### Try it
Lines containing the word "desired" are to be copied from the data below.

________________________________________

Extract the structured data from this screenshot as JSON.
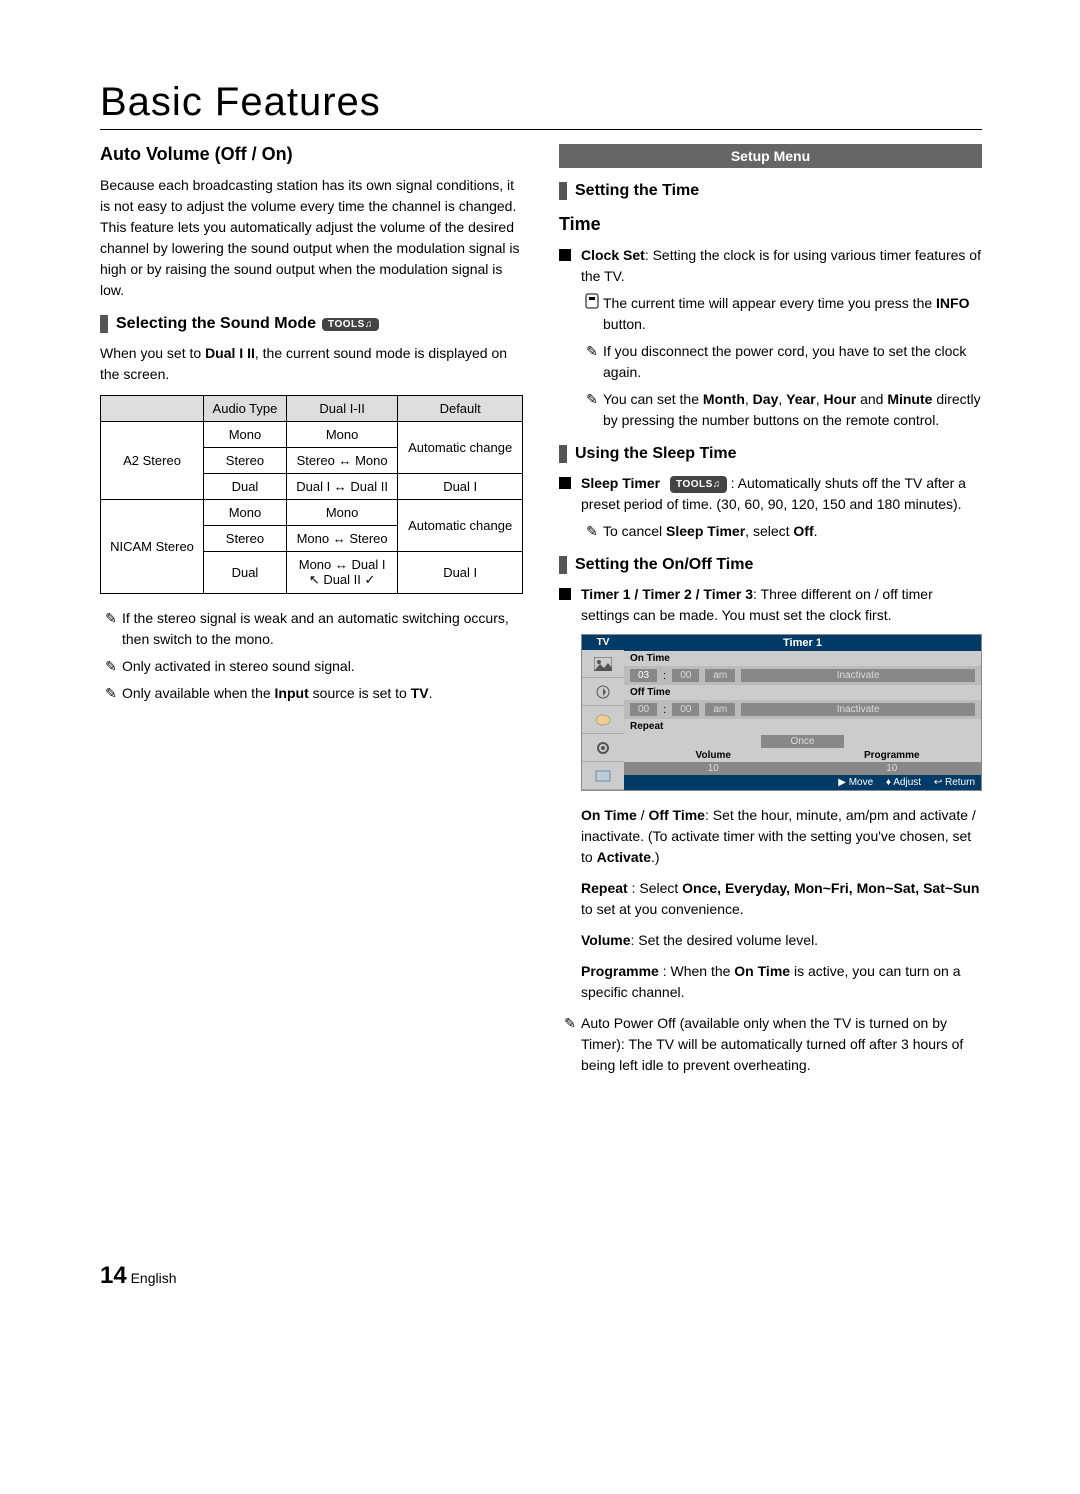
{
  "page": {
    "title": "Basic Features",
    "number": "14",
    "lang": "English"
  },
  "left": {
    "heading": "Auto Volume (Off / On)",
    "intro": "Because each broadcasting station has its own signal conditions, it is not easy to adjust the volume every time the channel is changed. This feature lets you automatically adjust the volume of the desired channel by lowering the sound output when the modulation signal is high or by raising the sound output when the modulation signal is low.",
    "sub1": {
      "title": "Selecting the Sound Mode",
      "badge": "TOOLS♫"
    },
    "sub1_text_a": "When you set to ",
    "sub1_text_bold": "Dual I II",
    "sub1_text_b": ", the current sound mode is displayed on the screen.",
    "table": {
      "headers": {
        "c1": "",
        "c2": "Audio Type",
        "c3": "Dual I-II",
        "c4": "Default"
      },
      "rows": [
        {
          "g": "A2 Stereo",
          "r": [
            {
              "type": "Mono",
              "dual": "Mono",
              "def": "Automatic change"
            },
            {
              "type": "Stereo",
              "dual": "Stereo ↔ Mono",
              "def": ""
            },
            {
              "type": "Dual",
              "dual": "Dual I ↔ Dual II",
              "def": "Dual I"
            }
          ]
        },
        {
          "g": "NICAM Stereo",
          "r": [
            {
              "type": "Mono",
              "dual": "Mono",
              "def": "Automatic change"
            },
            {
              "type": "Stereo",
              "dual": "Mono ↔ Stereo",
              "def": ""
            },
            {
              "type": "Dual",
              "dual": "Mono ↔ Dual I\n↖ Dual II ✓",
              "def": "Dual I"
            }
          ]
        }
      ]
    },
    "notes": [
      "If the stereo signal is weak and an automatic switching occurs, then switch to the mono.",
      "Only activated in stereo sound signal."
    ],
    "note3_a": "Only available when the ",
    "note3_b": "Input",
    "note3_c": " source is set to ",
    "note3_d": "TV",
    "note3_e": "."
  },
  "right": {
    "banner": "Setup Menu",
    "sub1": "Setting the Time",
    "h3": "Time",
    "clockset_label": "Clock Set",
    "clockset_text": ": Setting the clock is for using various timer features of the TV.",
    "cs_note1_a": "The current time will appear every time you press the ",
    "cs_note1_b": "INFO",
    "cs_note1_c": " button.",
    "cs_note2": "If you disconnect the power cord, you have to set the clock again.",
    "cs_note3_a": "You can set the ",
    "cs_note3_b": "Month",
    "cs_note3_c": ", ",
    "cs_note3_d": "Day",
    "cs_note3_e": ", ",
    "cs_note3_f": "Year",
    "cs_note3_g": ", ",
    "cs_note3_h": "Hour",
    "cs_note3_i": " and ",
    "cs_note3_j": "Minute",
    "cs_note3_k": " directly by pressing the number buttons on the remote control.",
    "sub2": "Using the Sleep Time",
    "sleep_label": "Sleep Timer",
    "sleep_badge": "TOOLS♫",
    "sleep_text": " : Automatically shuts off the TV after a preset period of time. (30, 60, 90, 120, 150 and 180 minutes).",
    "sleep_note_a": "To cancel ",
    "sleep_note_b": "Sleep Timer",
    "sleep_note_c": ", select ",
    "sleep_note_d": "Off",
    "sleep_note_e": ".",
    "sub3": "Setting the On/Off Time",
    "timer_label": "Timer 1 / Timer 2 / Timer 3",
    "timer_text": ": Three different on / off timer settings can be made. You must set the clock first.",
    "osd": {
      "side_title": "TV",
      "title": "Timer 1",
      "on_time_label": "On Time",
      "on_hh": "03",
      "on_mm": "00",
      "on_ampm": "am",
      "on_state": "Inactivate",
      "off_time_label": "Off Time",
      "off_hh": "00",
      "off_mm": "00",
      "off_ampm": "am",
      "off_state": "Inactivate",
      "repeat_label": "Repeat",
      "repeat_value": "Once",
      "volume_label": "Volume",
      "volume_value": "10",
      "programme_label": "Programme",
      "programme_value": "10",
      "footer_move": "▶ Move",
      "footer_adjust": "♦ Adjust",
      "footer_return": "↩ Return",
      "colon": ":"
    },
    "para_ontime_a": "On Time",
    "para_ontime_b": " / ",
    "para_ontime_c": "Off Time",
    "para_ontime_d": ": Set the hour, minute, am/pm and activate / inactivate. (To activate timer with the setting you've chosen, set to ",
    "para_ontime_e": "Activate",
    "para_ontime_f": ".)",
    "para_repeat_a": "Repeat",
    "para_repeat_b": " : Select ",
    "para_repeat_c": "Once, Everyday, Mon~Fri, Mon~Sat, Sat~Sun",
    "para_repeat_d": " to set at you convenience.",
    "para_vol_a": "Volume",
    "para_vol_b": ": Set the desired volume level.",
    "para_prog_a": "Programme",
    "para_prog_b": " : When the ",
    "para_prog_c": "On Time",
    "para_prog_d": " is active, you can turn on a specific channel.",
    "auto_off": "Auto Power Off (available only when the TV is turned on by Timer): The TV will be automatically turned off after 3 hours of being left idle to prevent overheating."
  }
}
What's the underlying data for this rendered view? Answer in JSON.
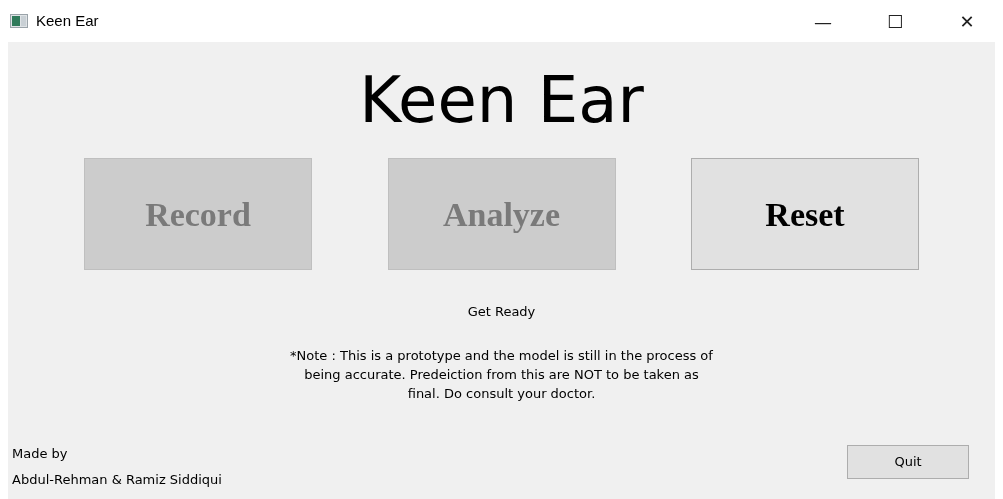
{
  "window": {
    "title": "Keen Ear",
    "controls": [
      "—",
      "☐",
      "✕"
    ]
  },
  "heading": "Keen Ear",
  "buttons": [
    {
      "label": "Record",
      "disabled": true
    },
    {
      "label": "Analyze",
      "disabled": true
    },
    {
      "label": "Reset",
      "disabled": false
    }
  ],
  "status": "Get Ready",
  "note": "*Note : This is a prototype and the model is still in the process of being accurate. Predeiction from this are NOT to be taken as final. Do consult your doctor.",
  "credits": [
    "Made by",
    "Abdul-Rehman & Ramiz Siddiqui"
  ],
  "quit_button": "Quit"
}
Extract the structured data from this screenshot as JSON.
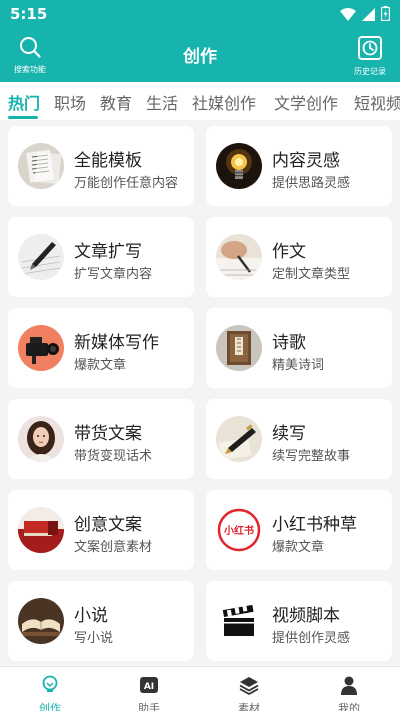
{
  "status": {
    "time": "5:15"
  },
  "header": {
    "title": "创作",
    "search_label": "搜索功能",
    "history_label": "历史记录"
  },
  "tabs": [
    {
      "label": "热门",
      "active": true
    },
    {
      "label": "职场"
    },
    {
      "label": "教育"
    },
    {
      "label": "生活"
    },
    {
      "label": "社媒创作"
    },
    {
      "label": "文学创作"
    },
    {
      "label": "短视频"
    }
  ],
  "cards": [
    {
      "title": "全能模板",
      "subtitle": "万能创作任意内容",
      "icon": "document-template-icon"
    },
    {
      "title": "内容灵感",
      "subtitle": "提供思路灵感",
      "icon": "lightbulb-icon"
    },
    {
      "title": "文章扩写",
      "subtitle": "扩写文章内容",
      "icon": "pen-writing-icon"
    },
    {
      "title": "作文",
      "subtitle": "定制文章类型",
      "icon": "hand-writing-icon"
    },
    {
      "title": "新媒体写作",
      "subtitle": "爆款文章",
      "icon": "video-camera-icon"
    },
    {
      "title": "诗歌",
      "subtitle": "精美诗词",
      "icon": "poetry-book-icon"
    },
    {
      "title": "带货文案",
      "subtitle": "带货变现话术",
      "icon": "influencer-avatar-icon"
    },
    {
      "title": "续写",
      "subtitle": "续写完整故事",
      "icon": "fountain-pen-icon"
    },
    {
      "title": "创意文案",
      "subtitle": "文案创意素材",
      "icon": "red-book-icon"
    },
    {
      "title": "小红书种草",
      "subtitle": "爆款文章",
      "icon": "xiaohongshu-logo-icon",
      "logo_text": "小红书"
    },
    {
      "title": "小说",
      "subtitle": "写小说",
      "icon": "open-book-icon"
    },
    {
      "title": "视频脚本",
      "subtitle": "提供创作灵感",
      "icon": "clapperboard-icon"
    }
  ],
  "bottom_nav": [
    {
      "label": "创作",
      "active": true,
      "icon": "lightbulb-nav-icon"
    },
    {
      "label": "助手",
      "icon": "ai-assistant-icon",
      "badge": "AI"
    },
    {
      "label": "素材",
      "icon": "layers-icon"
    },
    {
      "label": "我的",
      "icon": "person-icon"
    }
  ],
  "colors": {
    "accent": "#17b3ad",
    "background": "#f3f4f6",
    "card": "#ffffff"
  }
}
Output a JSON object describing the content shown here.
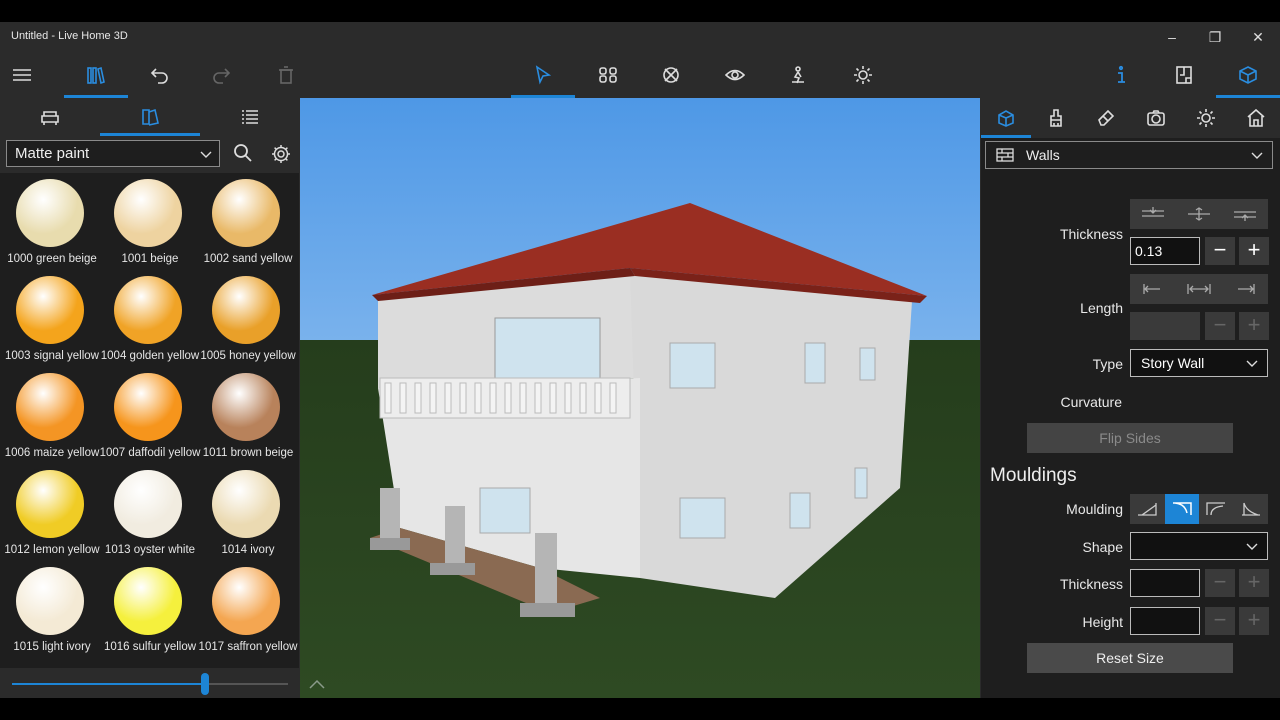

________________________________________

### Exercise solution
    "intro": "Because each broadcasting station has its own signal conditions, it is not easy to adjust the volume every time the channel is changed. This feature lets you automatically adjust the volume of the desired channel by lowering the sound output when the modulation signal is high or by raising the sound output when the modulation signal is low.",
    "para_vol_b": ": Set the desired volume level.",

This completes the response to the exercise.